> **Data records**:
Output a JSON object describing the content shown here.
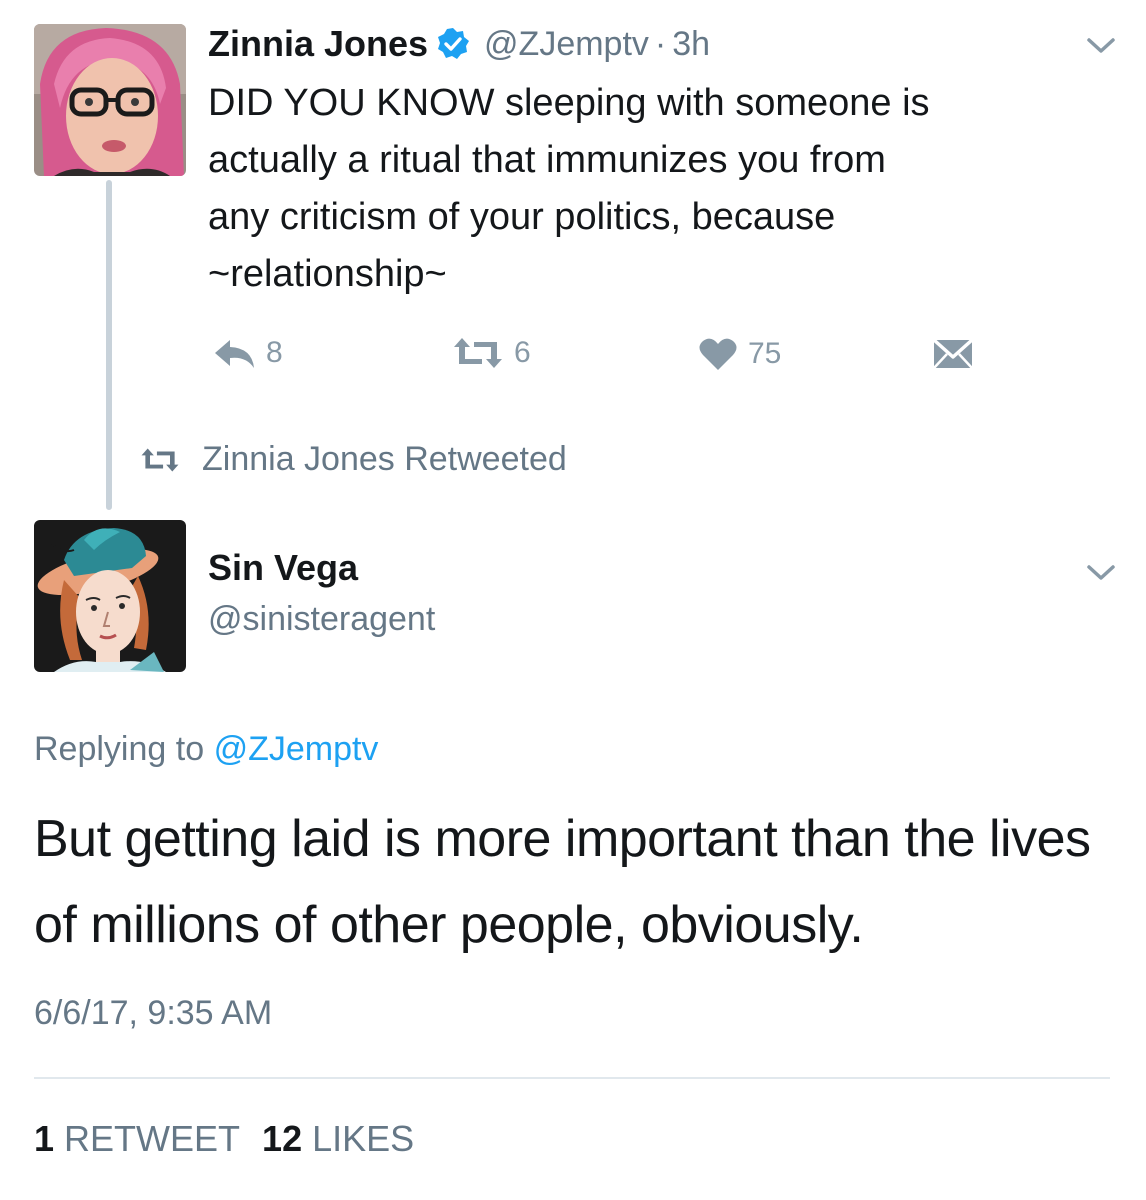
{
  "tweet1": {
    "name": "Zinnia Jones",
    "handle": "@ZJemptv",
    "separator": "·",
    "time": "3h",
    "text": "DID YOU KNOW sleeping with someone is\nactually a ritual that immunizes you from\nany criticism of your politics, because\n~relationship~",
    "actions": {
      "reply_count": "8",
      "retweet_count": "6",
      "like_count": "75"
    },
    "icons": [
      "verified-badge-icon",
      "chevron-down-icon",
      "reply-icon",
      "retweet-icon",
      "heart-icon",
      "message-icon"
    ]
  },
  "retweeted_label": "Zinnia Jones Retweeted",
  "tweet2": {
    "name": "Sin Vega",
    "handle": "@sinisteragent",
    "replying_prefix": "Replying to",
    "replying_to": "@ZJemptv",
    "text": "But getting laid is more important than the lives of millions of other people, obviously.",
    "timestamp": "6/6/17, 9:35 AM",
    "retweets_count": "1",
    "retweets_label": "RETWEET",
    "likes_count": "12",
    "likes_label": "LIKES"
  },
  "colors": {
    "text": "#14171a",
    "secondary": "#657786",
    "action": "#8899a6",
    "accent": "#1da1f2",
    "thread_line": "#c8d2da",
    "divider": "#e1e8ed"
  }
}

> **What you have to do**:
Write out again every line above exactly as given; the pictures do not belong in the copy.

> **Exercise output**:
Output a JSON object describing the content shown here.
{
  "tweet1": {
    "name": "Zinnia Jones",
    "handle": "@ZJemptv",
    "separator": "·",
    "time": "3h",
    "text": "DID YOU KNOW sleeping with someone is\nactually a ritual that immunizes you from\nany criticism of your politics, because\n~relationship~",
    "actions": {
      "reply_count": "8",
      "retweet_count": "6",
      "like_count": "75"
    },
    "icons": [
      "verified-badge-icon",
      "chevron-down-icon",
      "reply-icon",
      "retweet-icon",
      "heart-icon",
      "message-icon"
    ]
  },
  "retweeted_label": "Zinnia Jones Retweeted",
  "tweet2": {
    "name": "Sin Vega",
    "handle": "@sinisteragent",
    "replying_prefix": "Replying to",
    "replying_to": "@ZJemptv",
    "text": "But getting laid is more important than the lives of millions of other people, obviously.",
    "timestamp": "6/6/17, 9:35 AM",
    "retweets_count": "1",
    "retweets_label": "RETWEET",
    "likes_count": "12",
    "likes_label": "LIKES"
  },
  "colors": {
    "text": "#14171a",
    "secondary": "#657786",
    "action": "#8899a6",
    "accent": "#1da1f2",
    "thread_line": "#c8d2da",
    "divider": "#e1e8ed"
  }
}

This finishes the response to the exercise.